Finally, there are many different kinds of software: enterprise software, consumer software, embedded software, open source software, and the list goes on. Experts in the field prefer to distinguish between these types of software because each has a different function and different relevancies to the tasks they are designed for. Such is the radical malleability of software.

A fatal flaw of any book on software, therefore, is the lack of deference to the wild array of software in the world. The software in your car is different than in your home computer, is different than the software in space shuttles, is different than software in airplanes, is different than software in medical devices, and so on. As such, one can argue that the quality of software will differ by its intended use. Software in websites will have different and probably lower quality than software in airplanes. And this is true. There is only one problem with this reasoning: Hackers could care less about these distinctions.

At the point when software is injected into a product and that product is made available to the consumer (or in any other way allows the attacker to touch or interact with the software), it is fair game for exploitation. This includes automobiles, mobile phones, video game consoles, and even nuclear reactors. Once the software is connected to a network, particularly the Internet, the software is nothing more than a target. As a case in point, two men were charged with hacking into the Los Angeles city traffic center to turn off traffic lights at four intersections in August 2006. It took four days to return the city's traffic control system to normal operation as the hackers locked out others from the system.14 Given that more and more products are becoming "network aware;" that is, they are connected to and can communicate across a digital network, software of any kind regardless of its intended use is fair game in the eyes of an attacker.

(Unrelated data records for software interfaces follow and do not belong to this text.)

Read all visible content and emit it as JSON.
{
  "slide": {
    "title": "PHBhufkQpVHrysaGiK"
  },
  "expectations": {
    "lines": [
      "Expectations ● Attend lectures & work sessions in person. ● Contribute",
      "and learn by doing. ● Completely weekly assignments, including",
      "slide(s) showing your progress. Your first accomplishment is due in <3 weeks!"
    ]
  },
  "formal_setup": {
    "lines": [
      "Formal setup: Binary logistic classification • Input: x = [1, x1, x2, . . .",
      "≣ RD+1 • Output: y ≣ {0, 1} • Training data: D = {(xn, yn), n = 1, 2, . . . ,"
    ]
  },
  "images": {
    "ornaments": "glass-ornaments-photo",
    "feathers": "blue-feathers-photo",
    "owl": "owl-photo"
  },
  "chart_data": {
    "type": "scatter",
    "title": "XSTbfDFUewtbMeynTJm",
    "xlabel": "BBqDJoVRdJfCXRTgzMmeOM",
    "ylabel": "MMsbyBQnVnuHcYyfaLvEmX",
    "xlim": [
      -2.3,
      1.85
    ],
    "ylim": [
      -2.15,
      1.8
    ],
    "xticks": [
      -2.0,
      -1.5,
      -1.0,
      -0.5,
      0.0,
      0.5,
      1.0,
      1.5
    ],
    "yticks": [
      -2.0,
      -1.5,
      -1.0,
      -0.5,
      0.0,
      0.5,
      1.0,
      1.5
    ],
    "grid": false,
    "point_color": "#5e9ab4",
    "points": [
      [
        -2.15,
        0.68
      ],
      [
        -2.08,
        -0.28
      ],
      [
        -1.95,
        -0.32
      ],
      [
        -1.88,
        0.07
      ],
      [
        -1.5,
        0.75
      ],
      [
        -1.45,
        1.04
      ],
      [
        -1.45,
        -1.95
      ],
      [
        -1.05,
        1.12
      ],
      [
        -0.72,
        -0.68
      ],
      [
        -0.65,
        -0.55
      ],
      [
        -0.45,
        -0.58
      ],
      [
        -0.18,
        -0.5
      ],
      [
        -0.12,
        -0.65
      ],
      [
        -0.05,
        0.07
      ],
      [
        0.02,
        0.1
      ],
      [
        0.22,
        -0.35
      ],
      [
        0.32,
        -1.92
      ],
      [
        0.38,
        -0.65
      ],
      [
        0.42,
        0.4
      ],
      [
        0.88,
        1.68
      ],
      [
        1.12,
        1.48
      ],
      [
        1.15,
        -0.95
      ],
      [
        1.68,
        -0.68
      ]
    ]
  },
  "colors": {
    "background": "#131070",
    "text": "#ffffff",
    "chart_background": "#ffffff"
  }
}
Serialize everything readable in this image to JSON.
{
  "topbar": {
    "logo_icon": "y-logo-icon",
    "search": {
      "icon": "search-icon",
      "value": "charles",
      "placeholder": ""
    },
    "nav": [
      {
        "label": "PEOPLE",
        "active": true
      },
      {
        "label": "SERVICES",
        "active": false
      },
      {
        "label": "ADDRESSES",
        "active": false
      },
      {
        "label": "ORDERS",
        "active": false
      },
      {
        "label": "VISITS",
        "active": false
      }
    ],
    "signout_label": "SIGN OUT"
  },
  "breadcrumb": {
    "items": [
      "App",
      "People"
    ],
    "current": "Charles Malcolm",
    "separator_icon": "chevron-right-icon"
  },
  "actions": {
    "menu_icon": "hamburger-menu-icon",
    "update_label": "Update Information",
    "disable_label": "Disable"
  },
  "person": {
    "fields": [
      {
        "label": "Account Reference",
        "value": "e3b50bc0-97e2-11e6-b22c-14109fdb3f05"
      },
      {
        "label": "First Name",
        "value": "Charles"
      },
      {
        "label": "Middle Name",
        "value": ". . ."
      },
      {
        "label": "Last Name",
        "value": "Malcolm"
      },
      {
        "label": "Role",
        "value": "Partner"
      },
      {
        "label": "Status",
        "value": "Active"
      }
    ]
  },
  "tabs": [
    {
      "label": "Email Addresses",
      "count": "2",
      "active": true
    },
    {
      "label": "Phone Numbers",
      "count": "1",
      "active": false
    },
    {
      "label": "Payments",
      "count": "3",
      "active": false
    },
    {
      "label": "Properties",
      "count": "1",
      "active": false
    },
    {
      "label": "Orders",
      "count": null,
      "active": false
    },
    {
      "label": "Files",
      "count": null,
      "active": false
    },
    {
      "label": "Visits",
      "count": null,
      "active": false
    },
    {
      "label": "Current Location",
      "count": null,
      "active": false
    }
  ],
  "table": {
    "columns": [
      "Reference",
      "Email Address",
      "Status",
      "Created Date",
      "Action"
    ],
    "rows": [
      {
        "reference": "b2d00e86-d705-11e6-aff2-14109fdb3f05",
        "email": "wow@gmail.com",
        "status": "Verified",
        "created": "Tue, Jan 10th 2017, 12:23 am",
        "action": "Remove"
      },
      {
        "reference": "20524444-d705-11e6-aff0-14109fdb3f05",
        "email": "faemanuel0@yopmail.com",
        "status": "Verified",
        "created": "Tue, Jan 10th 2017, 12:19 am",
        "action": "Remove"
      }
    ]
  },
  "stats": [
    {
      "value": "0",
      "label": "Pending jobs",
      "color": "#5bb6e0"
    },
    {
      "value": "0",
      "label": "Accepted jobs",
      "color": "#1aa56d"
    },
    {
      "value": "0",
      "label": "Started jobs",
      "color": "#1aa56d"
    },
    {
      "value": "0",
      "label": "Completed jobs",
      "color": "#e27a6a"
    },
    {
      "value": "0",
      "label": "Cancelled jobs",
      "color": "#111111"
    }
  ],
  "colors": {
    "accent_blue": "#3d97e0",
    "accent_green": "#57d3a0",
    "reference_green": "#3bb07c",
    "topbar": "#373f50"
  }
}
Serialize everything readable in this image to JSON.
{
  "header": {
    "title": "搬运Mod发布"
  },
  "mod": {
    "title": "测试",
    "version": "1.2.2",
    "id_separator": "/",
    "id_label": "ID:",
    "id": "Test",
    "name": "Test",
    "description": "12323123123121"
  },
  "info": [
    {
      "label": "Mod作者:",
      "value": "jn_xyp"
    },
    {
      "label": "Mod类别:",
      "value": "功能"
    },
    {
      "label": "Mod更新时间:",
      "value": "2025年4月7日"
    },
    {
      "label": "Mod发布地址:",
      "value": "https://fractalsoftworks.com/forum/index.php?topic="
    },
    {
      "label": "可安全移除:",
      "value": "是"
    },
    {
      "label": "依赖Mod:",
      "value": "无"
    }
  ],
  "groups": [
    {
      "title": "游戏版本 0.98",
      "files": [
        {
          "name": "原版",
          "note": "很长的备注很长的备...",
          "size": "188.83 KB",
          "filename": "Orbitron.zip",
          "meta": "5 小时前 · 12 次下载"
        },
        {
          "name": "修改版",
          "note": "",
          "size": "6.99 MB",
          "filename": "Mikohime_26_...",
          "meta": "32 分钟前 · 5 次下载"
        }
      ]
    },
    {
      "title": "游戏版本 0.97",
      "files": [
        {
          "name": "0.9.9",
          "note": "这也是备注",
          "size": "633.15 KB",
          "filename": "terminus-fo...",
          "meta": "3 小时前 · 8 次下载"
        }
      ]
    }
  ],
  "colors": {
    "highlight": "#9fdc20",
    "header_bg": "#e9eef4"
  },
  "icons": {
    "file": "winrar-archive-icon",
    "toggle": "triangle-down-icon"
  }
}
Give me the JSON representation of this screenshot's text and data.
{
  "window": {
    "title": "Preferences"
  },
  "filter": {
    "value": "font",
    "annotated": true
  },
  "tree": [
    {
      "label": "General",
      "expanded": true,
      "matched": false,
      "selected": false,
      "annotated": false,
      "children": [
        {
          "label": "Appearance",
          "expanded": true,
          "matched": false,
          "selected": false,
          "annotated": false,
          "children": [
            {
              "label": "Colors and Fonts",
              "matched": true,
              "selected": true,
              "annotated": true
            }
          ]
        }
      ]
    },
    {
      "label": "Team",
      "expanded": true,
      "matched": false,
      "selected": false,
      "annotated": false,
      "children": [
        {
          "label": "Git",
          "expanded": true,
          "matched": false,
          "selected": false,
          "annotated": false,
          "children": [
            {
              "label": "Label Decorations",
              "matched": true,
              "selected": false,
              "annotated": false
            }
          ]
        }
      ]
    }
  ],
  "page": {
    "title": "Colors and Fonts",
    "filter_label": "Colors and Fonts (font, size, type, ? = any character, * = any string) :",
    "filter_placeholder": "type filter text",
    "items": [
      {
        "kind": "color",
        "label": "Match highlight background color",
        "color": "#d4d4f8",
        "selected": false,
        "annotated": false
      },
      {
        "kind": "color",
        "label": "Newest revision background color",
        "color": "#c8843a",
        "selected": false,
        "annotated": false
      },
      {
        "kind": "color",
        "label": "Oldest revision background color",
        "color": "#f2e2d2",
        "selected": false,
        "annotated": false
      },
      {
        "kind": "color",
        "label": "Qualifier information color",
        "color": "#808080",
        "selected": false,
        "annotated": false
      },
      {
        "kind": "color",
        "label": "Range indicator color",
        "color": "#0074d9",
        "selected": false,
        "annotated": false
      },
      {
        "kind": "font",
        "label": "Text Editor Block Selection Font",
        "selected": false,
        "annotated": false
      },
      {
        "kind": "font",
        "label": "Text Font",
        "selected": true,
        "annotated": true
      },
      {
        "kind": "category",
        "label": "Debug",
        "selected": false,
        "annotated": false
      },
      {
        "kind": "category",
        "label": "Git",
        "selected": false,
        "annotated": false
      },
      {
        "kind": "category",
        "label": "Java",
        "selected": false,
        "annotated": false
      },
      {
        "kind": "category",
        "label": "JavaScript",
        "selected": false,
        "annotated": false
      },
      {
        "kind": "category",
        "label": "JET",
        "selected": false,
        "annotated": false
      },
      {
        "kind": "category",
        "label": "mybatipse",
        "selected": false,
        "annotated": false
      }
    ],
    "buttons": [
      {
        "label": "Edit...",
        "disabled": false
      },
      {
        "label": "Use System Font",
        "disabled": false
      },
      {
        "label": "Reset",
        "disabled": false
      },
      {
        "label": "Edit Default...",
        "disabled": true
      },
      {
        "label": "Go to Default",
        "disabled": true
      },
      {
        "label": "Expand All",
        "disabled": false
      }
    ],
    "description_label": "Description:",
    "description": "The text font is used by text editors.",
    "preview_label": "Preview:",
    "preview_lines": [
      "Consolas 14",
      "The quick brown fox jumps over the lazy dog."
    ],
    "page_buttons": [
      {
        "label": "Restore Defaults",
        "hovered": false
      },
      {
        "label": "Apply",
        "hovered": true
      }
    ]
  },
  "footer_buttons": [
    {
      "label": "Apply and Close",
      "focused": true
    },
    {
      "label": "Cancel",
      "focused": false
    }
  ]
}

As William Cheswick and Steven Bellovin noted in Firewalls and Internet Security, "Any program no matter how innocuous it seems can harbor security holes...We have a firm belief that everything is guilty until proven innocent."

This is not paranoia on the part of the authors; this is the reality.

Therefore, I have chosen to distinguish primarily between two types of software: software that is networked, such as the software on your home computer or mobile phone, and software that is not. The software controlling a car's transmission is not networked; that is, it is not connected to the Internet, at least not yet. Though not connected to the Internet, weaknesses in this software can still potentially harm the occupants as I illuminate in Chapter 2. But it is only a matter of time before the software in your transmission, as with most all other devices, will be connected to a global network. Once connection occurs the nature of the game changes and so too does the impact of even the tiniest mistake in software production. That software has different intended uses by the manufacturers is no excuse for failing to prepare it for an actively and proven hostile environment, as Chapter 3, "The Power of Weaknesses," highlights.

Finally, the radical malleability of software has moved me to group multiple aspects of insufficient software manufacturing practices such as software defects, errors, faults, and vulnerabilities under the rubric of "software weaknesses." This might appear at first as overly simplistic, but for this type of discussion, it is arguably sufficient for the task at hand.

Next: Get more information about Geekonomics:The Real Cost of Insecure Software from

Published with permission of Pearson Education from the book Geekonomics by David Rice.

Copyright © 2007 IDG Communications, Inc.

1 2 3 Page 3
Page 3 of 3
Discover what your peers are reading. Sign up for our FREE email newsletters today!